Gerald was in the unenviable position of having a pseudonym more popular than himself. He had submitted five stories and had none accepted. Mitchell Kent—Gerald’s middle name and favorite superhero—had been published twice. Gerald had to get rid of Mitchell. Murder or suicide? Either way it’d be messy.
Mark Konik is a writer from Newcastle, Australia. He writes short stories and plays.
She felt guilty for doing this, but Time waited for Zoe. Time tried to maintain her standards—a second had always been a second for everyone, no exceptions—but, captivated by Zoe, she found herself unwound. Time couldn’t stop herself.
Zoe wondered why her life seemed to move so slowly.
Iain Young once, mistakenly, thought Time waited for him, but it was just something he ate.
The story of the week for June 19 to 23 is…
Table Manners by Christina Dalcher
We had been going at it over a year before my wife found out.
She’s truly a remarkable person: compassionate, bright, dignified, highly restrained.
She said, I believe it’s time we let you-know-who go. I’ll answer your calls, do your bookkeeping, schedule meetings. It’s time I helped manage your affairs.
Over the years Bob Thurber’s work has received a long list of awards and prizes. His most recent book is a collection of brief stories titled “Nothing But Trouble.” His first novel, “Paperboy: A Dysfunctional Novel,” was recently rereleased. Visit BobThurber.net
The two old friends arrive at dawn, as they have every Saturday for sixteen years. Toting shotgun and shovel, the man slowly, lovingly leads his dog toward their favorite blind.
Ducks rise. Clouded, intelligent eyes and soft grey muzzle scan skyward.
Forevermore, the retriever anticipates the roar of the gun.
Lou is trying to write stuff that makes sense to dogs and ducks. He has given up on people with guns.
He was an older version of me. The years have not been kind.
“Don’t go out tonight,” he warned, before vanishing into thin air.

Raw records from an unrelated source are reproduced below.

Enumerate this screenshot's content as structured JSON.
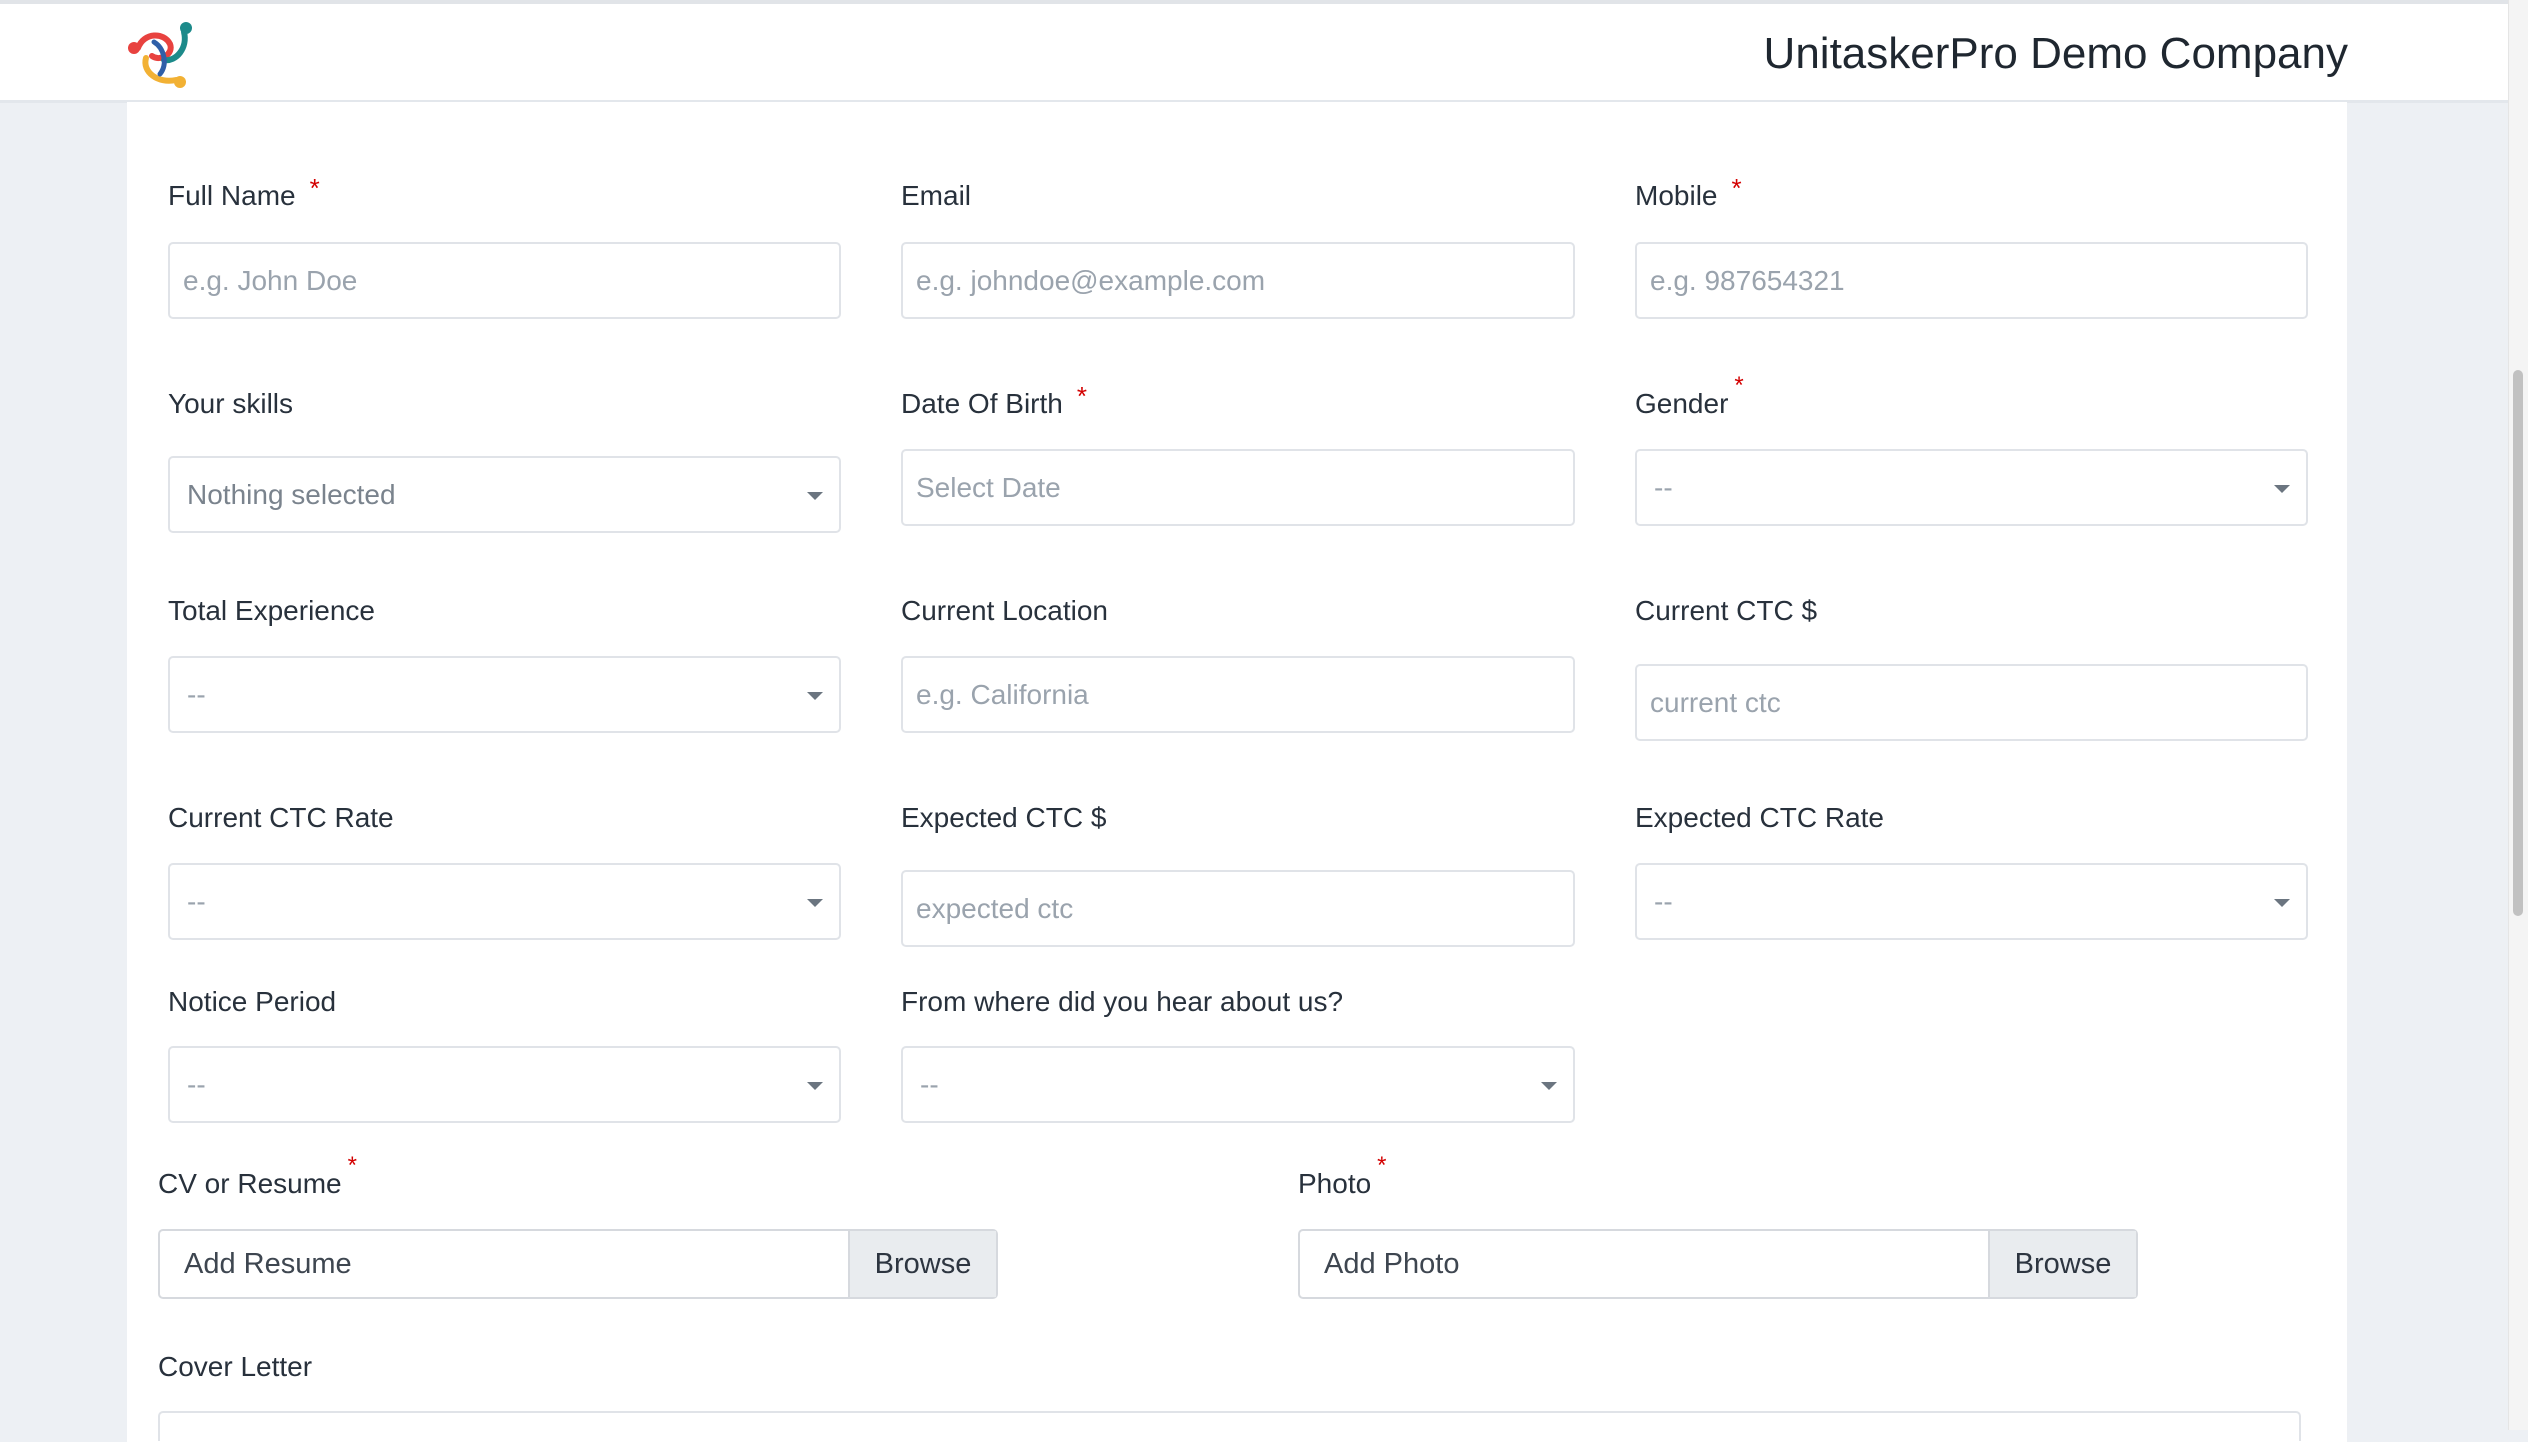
{
  "header": {
    "company_name": "UnitaskerPro Demo Company"
  },
  "form": {
    "full_name": {
      "label": "Full Name",
      "required": "*",
      "placeholder": "e.g. John Doe"
    },
    "email": {
      "label": "Email",
      "placeholder": "e.g. johndoe@example.com"
    },
    "mobile": {
      "label": "Mobile",
      "required": "*",
      "placeholder": "e.g. 987654321"
    },
    "skills": {
      "label": "Your skills",
      "selected": "Nothing selected"
    },
    "dob": {
      "label": "Date Of Birth",
      "required": "*",
      "placeholder": "Select Date"
    },
    "gender": {
      "label": "Gender",
      "required": "*",
      "selected": "--"
    },
    "total_experience": {
      "label": "Total Experience",
      "selected": "--"
    },
    "current_location": {
      "label": "Current Location",
      "placeholder": "e.g. California"
    },
    "current_ctc": {
      "label": "Current CTC $",
      "placeholder": "current ctc"
    },
    "current_ctc_rate": {
      "label": "Current CTC Rate",
      "selected": "--"
    },
    "expected_ctc": {
      "label": "Expected CTC $",
      "placeholder": "expected ctc"
    },
    "expected_ctc_rate": {
      "label": "Expected CTC Rate",
      "selected": "--"
    },
    "notice_period": {
      "label": "Notice Period",
      "selected": "--"
    },
    "source": {
      "label": "From where did you hear about us?",
      "selected": "--"
    },
    "resume": {
      "label": "CV or Resume",
      "required": "*",
      "file_text": "Add Resume",
      "button": "Browse"
    },
    "photo": {
      "label": "Photo",
      "required": "*",
      "file_text": "Add Photo",
      "button": "Browse"
    },
    "cover_letter": {
      "label": "Cover Letter"
    }
  },
  "colors": {
    "required": "#d30000",
    "page_bg": "#edf0f4",
    "border": "#e0e3e8"
  }
}
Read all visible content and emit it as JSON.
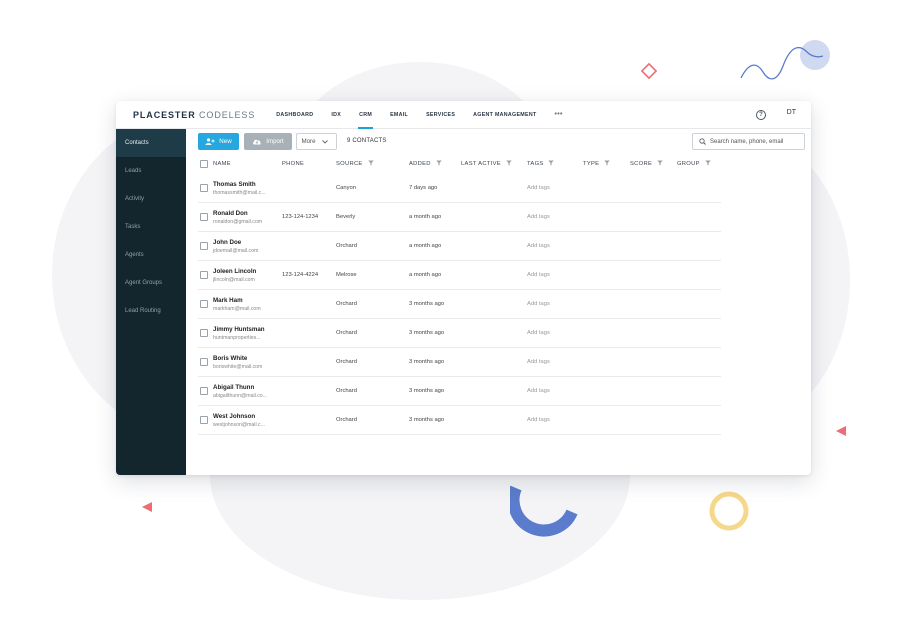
{
  "app": {
    "logo_bold": "PLACESTER",
    "logo_light": "CODELESS",
    "nav": [
      {
        "label": "DASHBOARD"
      },
      {
        "label": "IDX"
      },
      {
        "label": "CRM"
      },
      {
        "label": "EMAIL"
      },
      {
        "label": "SERVICES"
      },
      {
        "label": "AGENT MANAGEMENT"
      },
      {
        "label": "•••"
      }
    ],
    "active_nav": "CRM",
    "help_glyph": "?",
    "avatar": "DT"
  },
  "sidebar": {
    "items": [
      {
        "label": "Contacts"
      },
      {
        "label": "Leads"
      },
      {
        "label": "Activity"
      },
      {
        "label": "Tasks"
      },
      {
        "label": "Agents"
      },
      {
        "label": "Agent Groups"
      },
      {
        "label": "Lead Routing"
      }
    ],
    "active": "Contacts"
  },
  "toolbar": {
    "new_label": "New",
    "import_label": "Import",
    "more_label": "More",
    "count_label": "9 CONTACTS",
    "search_placeholder": "Search name, phone, email"
  },
  "table": {
    "columns": [
      "NAME",
      "PHONE",
      "SOURCE",
      "ADDED",
      "LAST ACTIVE",
      "TAGS",
      "TYPE",
      "SCORE",
      "GROUP"
    ],
    "rows": [
      {
        "name": "Thomas Smith",
        "email": "thomassmith@mail.c...",
        "phone": "",
        "source": "Canyon",
        "added": "7 days ago",
        "tags": "Add tags"
      },
      {
        "name": "Ronald Don",
        "email": "ronaldon@gmail.com",
        "phone": "123-124-1234",
        "source": "Beverly",
        "added": "a month ago",
        "tags": "Add tags"
      },
      {
        "name": "John Doe",
        "email": "jdoemail@mail.com",
        "phone": "",
        "source": "Orchard",
        "added": "a month ago",
        "tags": "Add tags"
      },
      {
        "name": "Joleen Lincoln",
        "email": "jlincoln@mail.com",
        "phone": "123-124-4224",
        "source": "Melrose",
        "added": "a month ago",
        "tags": "Add tags"
      },
      {
        "name": "Mark Ham",
        "email": "markham@mail.com",
        "phone": "",
        "source": "Orchard",
        "added": "3 months ago",
        "tags": "Add tags"
      },
      {
        "name": "Jimmy Huntsman",
        "email": "huntmanproperties...",
        "phone": "",
        "source": "Orchard",
        "added": "3 months ago",
        "tags": "Add tags"
      },
      {
        "name": "Boris White",
        "email": "boriswhite@mail.com",
        "phone": "",
        "source": "Orchard",
        "added": "3 months ago",
        "tags": "Add tags"
      },
      {
        "name": "Abigail Thunn",
        "email": "abigailthunn@mail.co...",
        "phone": "",
        "source": "Orchard",
        "added": "3 months ago",
        "tags": "Add tags"
      },
      {
        "name": "West Johnson",
        "email": "westjohnson@mail.c...",
        "phone": "",
        "source": "Orchard",
        "added": "3 months ago",
        "tags": "Add tags"
      }
    ]
  },
  "colors": {
    "accent": "#27a7df",
    "sidebar_bg": "#13262e",
    "sidebar_active": "#1e3c48",
    "decor_blue": "#5b7ccc",
    "decor_yellow": "#f6d88a",
    "decor_red": "#ec6d74",
    "decor_light_blue": "#cfdaf0"
  }
}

I guess I could invite my date here instead.
He reappeared and slapped me in the face. “The point is to avoid the girl, you idiot.”
Pontius Paiva has been published several times in the past and hopes to be published again in the future. If you have the time, travel over to pontiuspaiva.com
to read more.
It’s so far up the beach, her first sandcastle. The bucket is too full. She stumbles. Water sloshes over the rim.
It’s scalding. Her leg blooms with pain.
A nurse prises the teacup from her knotted hand. He leads her slowly to a chair. It’s so far up the ward.
Tamsin wrote this story during quite a long walk.
A sickle moon is gleaming.
Legs on the ledge, nerves suppressed by drilling.
He jumps, engages the chute – a jerk, then slowing.
His time airborne quickly fleeting,
He glides down softly, never knowing
The danger waiting out of sight and hearing
In years to come, a source of nightmare screaming.
Victor Bort is a Russian lawyer and a former police investigator in Saint Petersburg, Russia. Being crazy about the English language, he is trying to write flash fiction stories in the language he really adores.
Mind your Ps and Qs at meals. Say grace, toast the cook, push potatoes and peas onto a fork. Never let your elbows feel the linen cloth. Smile. When Father’s hand brushes Aunt Kitty’s, lingering a moment too long, look at Mother and say, “Pass the butter, please.” Be polite.
Christina Dalcher wrote this story.
The centurion realized they were doomed
surrounded by barbarian hordes
Not his choice, being sent to Germania
To die on foreign soil, in this supposed adventure
For the Glory of Rome and Gaius Cornelius Tacitus
He marked the time on his Rolex
The professor was wrong
Time travel… really sucked
Paul Hock wrote this story.